We waited patiently in the recording studio lobby. Our engineer and his crew were late.
When they finally shuffled into the facility, they seemed distracted and hurried. They took one glance at us, didn’t even say hello, and then went into the studio, leaving us in the lobby.
Finally, one of the assistants came and escorted us to our stations. Sherry set up at the piano and I took the spot where I would record guitar. We put our headsets on and the engineer (let’s call him Mitch) was now at the recording console. He clicked on his microphone and rattled off some instructions to us.
We could see Mitch behind the glass. If we were reading his body language correctly, he was wondering how quickly he could get this project finished and move on to some real work.
Can't say we could blame him. After all, we were unknowns and could have been any amateur vanity act. He had recorded al the professionals and had no idea of what we could do.
The crew had a number of technical things they had to do: setting up microphones, positioning acoustic baffles, etc. And the musicians that we had hired to back us up started to arrive and they also needed assistance.
In all the chaos, Sherry and I were left on our own. So we did what we do every chance we get: we practiced.
After we made it through just a few bars of one our songs, we heard the click in the headsets. It was Mitch again.
“Hey, George and Sherry,” he said enthusiastically, “How’s the balance? You guys comfortable?”
We didn’t know he even knew our names based on the initial reception. Now we were best friends? Mitch chatted some more pleasantries and told his assistants to drop what they were doing to help us get things adjusted just right.
We are used to this reaction. Based on first impressions of us, people are skeptical we’re going to have any talent. And then we play. We may be not be earning a living making music, but we approach it professionally. So for the people who make snap judgments and lower their expectations just based on a glance, they seem to walk away impressed.
It’s now happened more times than we can count (the latest incident was just last week at a songwriting competition).

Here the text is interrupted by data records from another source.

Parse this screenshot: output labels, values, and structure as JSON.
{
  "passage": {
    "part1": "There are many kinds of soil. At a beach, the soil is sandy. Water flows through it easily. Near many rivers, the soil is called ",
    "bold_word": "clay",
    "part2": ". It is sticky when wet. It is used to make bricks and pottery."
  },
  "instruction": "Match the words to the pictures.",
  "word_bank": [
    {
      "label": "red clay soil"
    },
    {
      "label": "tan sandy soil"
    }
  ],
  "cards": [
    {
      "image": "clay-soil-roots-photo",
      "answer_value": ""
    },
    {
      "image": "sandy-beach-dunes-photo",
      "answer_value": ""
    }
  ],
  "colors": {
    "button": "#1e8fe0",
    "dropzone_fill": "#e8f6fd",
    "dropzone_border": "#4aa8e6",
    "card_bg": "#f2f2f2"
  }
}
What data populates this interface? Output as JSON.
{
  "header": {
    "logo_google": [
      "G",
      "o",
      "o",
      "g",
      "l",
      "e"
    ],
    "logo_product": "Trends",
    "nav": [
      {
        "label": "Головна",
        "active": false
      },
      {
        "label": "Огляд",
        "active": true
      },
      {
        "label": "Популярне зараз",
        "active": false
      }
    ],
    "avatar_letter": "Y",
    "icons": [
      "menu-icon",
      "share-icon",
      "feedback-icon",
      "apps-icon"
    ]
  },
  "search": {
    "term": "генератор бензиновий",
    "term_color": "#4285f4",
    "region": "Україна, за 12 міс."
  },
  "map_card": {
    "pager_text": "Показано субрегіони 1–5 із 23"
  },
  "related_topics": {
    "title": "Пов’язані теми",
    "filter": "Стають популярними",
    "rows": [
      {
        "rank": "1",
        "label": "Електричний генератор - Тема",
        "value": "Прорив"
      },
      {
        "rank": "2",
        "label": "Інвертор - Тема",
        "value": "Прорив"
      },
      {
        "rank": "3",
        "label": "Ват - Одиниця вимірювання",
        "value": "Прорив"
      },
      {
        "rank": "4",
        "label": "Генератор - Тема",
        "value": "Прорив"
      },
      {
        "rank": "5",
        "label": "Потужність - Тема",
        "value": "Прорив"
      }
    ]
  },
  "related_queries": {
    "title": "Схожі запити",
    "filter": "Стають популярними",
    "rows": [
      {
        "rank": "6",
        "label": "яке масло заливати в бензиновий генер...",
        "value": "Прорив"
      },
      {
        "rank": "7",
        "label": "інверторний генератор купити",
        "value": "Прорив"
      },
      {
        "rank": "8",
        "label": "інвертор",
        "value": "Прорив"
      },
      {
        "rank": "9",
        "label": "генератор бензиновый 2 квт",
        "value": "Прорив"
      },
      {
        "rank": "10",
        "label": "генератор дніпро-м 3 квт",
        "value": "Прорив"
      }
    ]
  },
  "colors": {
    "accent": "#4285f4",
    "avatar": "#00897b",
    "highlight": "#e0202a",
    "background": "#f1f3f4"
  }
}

At first this bothered us a bit. We weren't sure if it was a combination of agism (how old is that guy?) or sexism (she probably can’t play an instrument) or racism (do Asians even know jazz?).
Now, we embrace the opportunity to surprise and delight the skeptics.
We’re both introverts so we are not inclined to come into a room and shout for attention.
But we are far from shy. We know how to perform. We rehearse and polish our material. And we’re passionate and serious about what we do.
We walked out of the studio that day having recorded with some of the top sessions players in town. They seemed to enjoy our songs and working with us. “Y’all come back and see us some time,” one of them said.
As for ol’ Mitch, he left humming one of our tunes.